*To do*: In the listing that follows, count each line where the word "Saúde" appears; write nothing but the count.
-----
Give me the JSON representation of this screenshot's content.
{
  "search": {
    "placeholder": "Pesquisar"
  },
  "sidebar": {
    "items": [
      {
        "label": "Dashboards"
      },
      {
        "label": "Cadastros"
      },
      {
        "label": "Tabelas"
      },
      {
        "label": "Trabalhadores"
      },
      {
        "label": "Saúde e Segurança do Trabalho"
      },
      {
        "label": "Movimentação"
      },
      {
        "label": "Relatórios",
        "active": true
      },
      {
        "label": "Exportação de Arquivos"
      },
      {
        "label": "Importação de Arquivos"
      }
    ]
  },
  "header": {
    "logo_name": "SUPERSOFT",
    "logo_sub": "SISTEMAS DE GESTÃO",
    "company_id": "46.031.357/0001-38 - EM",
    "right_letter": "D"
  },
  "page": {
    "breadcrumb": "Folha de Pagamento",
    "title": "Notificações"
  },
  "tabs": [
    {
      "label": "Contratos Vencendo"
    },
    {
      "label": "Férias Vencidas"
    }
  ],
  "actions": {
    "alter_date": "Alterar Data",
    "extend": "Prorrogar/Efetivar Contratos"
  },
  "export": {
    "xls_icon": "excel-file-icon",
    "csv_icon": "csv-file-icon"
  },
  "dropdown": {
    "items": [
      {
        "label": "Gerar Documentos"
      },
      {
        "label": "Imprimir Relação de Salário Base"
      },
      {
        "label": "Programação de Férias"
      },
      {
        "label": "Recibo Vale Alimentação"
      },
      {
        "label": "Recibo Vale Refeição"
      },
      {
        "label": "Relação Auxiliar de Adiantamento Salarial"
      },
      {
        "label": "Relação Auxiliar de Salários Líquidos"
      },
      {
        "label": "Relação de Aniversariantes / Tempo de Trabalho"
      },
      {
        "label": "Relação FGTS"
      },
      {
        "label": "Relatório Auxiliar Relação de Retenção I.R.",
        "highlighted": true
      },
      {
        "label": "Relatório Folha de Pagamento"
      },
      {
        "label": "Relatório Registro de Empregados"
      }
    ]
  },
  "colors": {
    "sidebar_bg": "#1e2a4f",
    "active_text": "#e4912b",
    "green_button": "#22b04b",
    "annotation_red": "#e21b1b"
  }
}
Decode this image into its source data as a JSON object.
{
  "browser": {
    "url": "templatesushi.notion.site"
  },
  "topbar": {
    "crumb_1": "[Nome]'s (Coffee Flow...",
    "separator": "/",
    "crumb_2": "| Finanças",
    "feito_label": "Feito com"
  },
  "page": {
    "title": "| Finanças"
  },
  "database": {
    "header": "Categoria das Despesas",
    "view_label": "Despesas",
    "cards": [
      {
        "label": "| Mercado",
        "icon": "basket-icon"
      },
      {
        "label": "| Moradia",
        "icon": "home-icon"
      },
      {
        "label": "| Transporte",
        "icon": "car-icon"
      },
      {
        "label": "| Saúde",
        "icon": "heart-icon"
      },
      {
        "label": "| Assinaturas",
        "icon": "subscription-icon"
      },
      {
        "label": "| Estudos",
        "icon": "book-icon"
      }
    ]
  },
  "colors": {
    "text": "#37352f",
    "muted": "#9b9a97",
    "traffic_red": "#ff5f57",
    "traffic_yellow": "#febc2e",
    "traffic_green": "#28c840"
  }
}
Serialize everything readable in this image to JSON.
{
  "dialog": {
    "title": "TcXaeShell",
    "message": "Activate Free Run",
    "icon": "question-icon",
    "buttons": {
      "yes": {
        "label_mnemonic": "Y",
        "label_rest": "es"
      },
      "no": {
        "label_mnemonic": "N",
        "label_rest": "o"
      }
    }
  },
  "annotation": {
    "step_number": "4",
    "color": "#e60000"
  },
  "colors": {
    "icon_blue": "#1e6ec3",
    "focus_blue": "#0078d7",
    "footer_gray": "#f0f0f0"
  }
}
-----
*Solved exercise*: 2